Exactly those lines that run from the one containing "What data populates" through the last line of the entries below should be printed, and no others.

Items from an interface collection:
==========

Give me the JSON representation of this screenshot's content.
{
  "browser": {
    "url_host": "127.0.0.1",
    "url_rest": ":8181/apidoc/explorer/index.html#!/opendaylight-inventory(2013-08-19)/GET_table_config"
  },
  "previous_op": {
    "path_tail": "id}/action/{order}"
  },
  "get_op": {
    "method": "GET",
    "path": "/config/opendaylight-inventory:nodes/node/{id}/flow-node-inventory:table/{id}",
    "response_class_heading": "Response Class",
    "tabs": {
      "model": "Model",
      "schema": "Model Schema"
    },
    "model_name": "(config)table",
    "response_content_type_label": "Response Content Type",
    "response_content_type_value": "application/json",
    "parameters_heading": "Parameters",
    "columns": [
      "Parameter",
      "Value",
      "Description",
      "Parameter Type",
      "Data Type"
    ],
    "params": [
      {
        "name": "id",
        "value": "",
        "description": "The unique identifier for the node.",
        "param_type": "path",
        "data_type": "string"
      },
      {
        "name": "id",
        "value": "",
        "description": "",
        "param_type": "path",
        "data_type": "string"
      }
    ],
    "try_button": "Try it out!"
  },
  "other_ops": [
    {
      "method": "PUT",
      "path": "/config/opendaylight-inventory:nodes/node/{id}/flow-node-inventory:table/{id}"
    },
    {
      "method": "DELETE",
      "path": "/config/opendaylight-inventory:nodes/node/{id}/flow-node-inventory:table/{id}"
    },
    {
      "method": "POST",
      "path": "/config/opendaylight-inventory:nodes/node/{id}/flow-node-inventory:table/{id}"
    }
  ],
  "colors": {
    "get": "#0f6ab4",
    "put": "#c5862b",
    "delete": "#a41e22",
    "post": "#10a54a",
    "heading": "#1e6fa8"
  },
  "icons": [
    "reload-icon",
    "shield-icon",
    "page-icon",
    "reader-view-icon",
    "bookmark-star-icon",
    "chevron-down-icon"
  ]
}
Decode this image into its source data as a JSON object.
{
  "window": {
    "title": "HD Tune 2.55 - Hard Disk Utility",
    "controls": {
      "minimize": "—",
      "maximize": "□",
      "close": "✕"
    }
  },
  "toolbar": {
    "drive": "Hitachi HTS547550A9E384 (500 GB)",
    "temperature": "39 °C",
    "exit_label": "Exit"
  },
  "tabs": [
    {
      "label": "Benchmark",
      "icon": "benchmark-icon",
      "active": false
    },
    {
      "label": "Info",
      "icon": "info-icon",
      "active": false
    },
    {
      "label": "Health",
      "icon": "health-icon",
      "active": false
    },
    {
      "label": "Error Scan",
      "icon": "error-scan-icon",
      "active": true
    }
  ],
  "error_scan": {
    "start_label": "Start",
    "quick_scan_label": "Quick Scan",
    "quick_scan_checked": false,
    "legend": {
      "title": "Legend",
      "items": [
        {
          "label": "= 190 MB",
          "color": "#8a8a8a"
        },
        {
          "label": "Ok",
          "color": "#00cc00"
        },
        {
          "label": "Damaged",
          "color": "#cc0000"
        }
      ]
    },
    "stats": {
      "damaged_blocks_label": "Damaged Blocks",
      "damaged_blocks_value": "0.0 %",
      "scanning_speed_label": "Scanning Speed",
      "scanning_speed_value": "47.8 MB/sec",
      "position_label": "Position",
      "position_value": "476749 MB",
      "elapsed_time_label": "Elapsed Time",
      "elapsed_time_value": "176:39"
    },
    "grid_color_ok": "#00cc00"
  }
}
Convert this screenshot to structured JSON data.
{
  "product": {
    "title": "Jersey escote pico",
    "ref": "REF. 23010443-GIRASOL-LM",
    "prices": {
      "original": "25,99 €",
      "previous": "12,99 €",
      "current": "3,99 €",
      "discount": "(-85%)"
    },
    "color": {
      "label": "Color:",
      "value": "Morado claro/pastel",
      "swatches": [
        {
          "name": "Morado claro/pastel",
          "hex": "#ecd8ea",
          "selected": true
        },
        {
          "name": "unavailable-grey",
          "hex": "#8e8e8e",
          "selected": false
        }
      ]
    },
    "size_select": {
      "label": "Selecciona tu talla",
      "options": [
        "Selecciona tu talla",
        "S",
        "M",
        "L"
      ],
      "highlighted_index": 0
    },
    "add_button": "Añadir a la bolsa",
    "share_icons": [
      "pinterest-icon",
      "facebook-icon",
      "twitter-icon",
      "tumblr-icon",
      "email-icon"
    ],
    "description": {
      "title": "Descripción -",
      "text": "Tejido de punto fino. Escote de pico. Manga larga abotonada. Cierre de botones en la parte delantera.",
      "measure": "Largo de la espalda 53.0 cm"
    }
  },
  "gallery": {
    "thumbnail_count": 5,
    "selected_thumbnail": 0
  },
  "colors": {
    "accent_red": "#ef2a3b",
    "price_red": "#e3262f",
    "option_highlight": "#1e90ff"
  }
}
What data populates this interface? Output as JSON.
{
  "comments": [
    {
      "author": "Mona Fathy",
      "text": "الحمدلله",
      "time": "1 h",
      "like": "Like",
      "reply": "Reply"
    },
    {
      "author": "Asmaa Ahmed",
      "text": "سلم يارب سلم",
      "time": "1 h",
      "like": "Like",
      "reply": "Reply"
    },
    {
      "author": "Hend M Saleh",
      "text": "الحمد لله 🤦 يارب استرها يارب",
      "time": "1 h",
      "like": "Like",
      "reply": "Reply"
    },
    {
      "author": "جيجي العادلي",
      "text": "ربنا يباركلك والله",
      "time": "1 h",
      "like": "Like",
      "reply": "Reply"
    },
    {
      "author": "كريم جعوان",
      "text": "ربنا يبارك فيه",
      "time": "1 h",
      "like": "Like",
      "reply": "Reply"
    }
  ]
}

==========

Written solution>
What data populates this interface? Output as JSON.
{
  "comments": [
    {
      "author": "Mona Fathy",
      "text": "الحمدلله",
      "time": "1 h",
      "like": "Like",
      "reply": "Reply"
    },
    {
      "author": "Asmaa Ahmed",
      "text": "سلم يارب سلم",
      "time": "1 h",
      "like": "Like",
      "reply": "Reply"
    },
    {
      "author": "Hend M Saleh",
      "text": "الحمد لله 🤦 يارب استرها يارب",
      "time": "1 h",
      "like": "Like",
      "reply": "Reply"
    },
    {
      "author": "جيجي العادلي",
      "text": "ربنا يباركلك والله",
      "time": "1 h",
      "like": "Like",
      "reply": "Reply"
    },
    {
      "author": "كريم جعوان",
      "text": "ربنا يبارك فيه",
      "time": "1 h",
      "like": "Like",
      "reply": "Reply"
    }
  ]
}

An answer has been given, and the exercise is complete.